5. I should like to say in conclusion though I think that the learned Judge's attention in I.P. No. 4 of 1919 was misdirected to the question of void contract, if I may say so with respect, in another part of his judgment, he states the proposition which I have endeavoured to explain quite clearly and in a form which is practically identical with that which I have tried to arrive at in this judgment. The appeal fails and must be dismissed with costs taxed on the original side scale.

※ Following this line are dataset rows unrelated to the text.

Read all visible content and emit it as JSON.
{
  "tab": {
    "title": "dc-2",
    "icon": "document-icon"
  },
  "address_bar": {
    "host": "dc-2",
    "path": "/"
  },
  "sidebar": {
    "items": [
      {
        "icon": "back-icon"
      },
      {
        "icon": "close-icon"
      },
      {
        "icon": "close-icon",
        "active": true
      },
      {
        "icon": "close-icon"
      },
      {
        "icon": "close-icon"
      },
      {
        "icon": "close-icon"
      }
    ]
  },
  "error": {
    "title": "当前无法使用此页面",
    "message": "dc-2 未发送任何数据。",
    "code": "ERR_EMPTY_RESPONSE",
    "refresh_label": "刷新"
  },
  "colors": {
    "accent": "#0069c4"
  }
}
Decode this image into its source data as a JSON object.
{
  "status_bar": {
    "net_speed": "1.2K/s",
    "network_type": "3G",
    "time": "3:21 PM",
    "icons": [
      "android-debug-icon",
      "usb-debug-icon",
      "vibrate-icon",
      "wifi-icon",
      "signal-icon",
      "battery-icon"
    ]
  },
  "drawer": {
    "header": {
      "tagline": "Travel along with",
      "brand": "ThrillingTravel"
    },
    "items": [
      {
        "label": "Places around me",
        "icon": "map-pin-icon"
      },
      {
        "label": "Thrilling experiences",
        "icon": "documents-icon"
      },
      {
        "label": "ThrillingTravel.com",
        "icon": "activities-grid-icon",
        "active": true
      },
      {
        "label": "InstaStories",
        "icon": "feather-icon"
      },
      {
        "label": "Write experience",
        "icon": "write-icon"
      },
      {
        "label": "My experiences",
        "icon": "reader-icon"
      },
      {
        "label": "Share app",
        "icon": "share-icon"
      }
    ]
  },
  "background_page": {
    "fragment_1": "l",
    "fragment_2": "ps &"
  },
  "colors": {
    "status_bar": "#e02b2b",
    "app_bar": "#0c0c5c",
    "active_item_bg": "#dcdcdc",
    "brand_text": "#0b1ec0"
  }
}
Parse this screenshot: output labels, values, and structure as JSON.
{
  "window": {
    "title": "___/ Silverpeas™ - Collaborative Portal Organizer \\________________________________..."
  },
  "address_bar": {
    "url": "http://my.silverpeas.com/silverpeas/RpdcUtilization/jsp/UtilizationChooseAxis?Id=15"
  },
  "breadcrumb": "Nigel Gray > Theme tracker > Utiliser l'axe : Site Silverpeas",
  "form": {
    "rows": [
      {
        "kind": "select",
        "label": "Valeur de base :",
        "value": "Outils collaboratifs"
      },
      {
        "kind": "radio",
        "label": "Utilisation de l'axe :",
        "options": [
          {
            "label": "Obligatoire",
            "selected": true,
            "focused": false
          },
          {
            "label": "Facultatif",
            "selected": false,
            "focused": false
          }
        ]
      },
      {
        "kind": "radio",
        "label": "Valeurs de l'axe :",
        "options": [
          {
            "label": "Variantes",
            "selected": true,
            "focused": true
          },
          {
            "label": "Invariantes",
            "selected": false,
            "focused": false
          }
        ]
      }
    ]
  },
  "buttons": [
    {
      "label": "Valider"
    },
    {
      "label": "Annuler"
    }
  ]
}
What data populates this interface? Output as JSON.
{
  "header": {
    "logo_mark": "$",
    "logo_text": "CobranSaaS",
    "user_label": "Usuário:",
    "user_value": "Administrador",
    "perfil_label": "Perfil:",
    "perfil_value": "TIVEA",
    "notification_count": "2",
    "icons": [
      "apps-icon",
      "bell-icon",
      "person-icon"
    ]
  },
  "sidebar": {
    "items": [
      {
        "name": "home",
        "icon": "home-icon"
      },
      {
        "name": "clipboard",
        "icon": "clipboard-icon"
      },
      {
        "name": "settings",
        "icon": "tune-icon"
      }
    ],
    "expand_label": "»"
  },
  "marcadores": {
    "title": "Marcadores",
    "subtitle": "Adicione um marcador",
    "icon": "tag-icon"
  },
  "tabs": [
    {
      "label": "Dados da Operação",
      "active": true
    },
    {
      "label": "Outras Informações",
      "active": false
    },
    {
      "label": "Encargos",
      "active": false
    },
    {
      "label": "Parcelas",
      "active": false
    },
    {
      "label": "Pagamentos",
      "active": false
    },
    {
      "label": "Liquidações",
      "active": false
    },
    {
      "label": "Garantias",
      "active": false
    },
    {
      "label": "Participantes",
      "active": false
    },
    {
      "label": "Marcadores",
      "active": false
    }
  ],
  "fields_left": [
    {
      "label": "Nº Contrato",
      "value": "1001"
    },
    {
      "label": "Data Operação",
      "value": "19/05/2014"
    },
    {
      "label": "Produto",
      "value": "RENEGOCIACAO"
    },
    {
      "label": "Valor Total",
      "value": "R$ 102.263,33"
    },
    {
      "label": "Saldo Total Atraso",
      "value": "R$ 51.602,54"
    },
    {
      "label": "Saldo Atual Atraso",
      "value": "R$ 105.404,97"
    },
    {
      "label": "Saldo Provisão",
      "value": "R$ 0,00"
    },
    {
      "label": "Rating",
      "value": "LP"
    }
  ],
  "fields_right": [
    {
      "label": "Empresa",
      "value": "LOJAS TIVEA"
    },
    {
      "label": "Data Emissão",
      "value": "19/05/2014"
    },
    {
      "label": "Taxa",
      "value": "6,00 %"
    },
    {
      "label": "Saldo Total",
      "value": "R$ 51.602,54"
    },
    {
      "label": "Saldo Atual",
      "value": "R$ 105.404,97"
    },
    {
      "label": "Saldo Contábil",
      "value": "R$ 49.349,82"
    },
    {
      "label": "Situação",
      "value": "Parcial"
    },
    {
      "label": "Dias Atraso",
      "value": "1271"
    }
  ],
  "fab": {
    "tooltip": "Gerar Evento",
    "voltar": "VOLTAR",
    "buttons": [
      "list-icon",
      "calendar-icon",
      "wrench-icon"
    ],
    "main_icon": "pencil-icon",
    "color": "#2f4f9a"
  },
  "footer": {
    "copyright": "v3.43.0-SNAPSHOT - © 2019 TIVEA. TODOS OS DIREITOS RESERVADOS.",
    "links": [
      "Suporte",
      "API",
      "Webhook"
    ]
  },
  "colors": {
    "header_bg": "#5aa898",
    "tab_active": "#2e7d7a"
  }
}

6. I agree with my learned brother in thinking that this is not a case of void contract or series of void contracts. The contract or contracts are perfectly valid. The only mistake is in the performance of the contract or contracts. Either the title to the goods (14 bales) has passed or has not passed on account of the mistake in the performance of the contracts. If the title to the goods has not passed, the remedy of the owner of the goods is to trace his goods and sue for them. It is possible he has other remedies. If the title to the goods has passed, it may be that even the owner has no remedy. But an intermediate dealer in the goods like the plaintiff in the present case has no cause of action against another in the position of the defendant. I think that the plain meaning of Section 72 of the Contract Act is that the person to whom the goods are delivered must return them if he has them. What his duty is, if he has not got them is another point on which the section is silent and consequently I entirely agree with my learned brother in his conclusion viz., that he would not be liable in circumstances like those of the present case.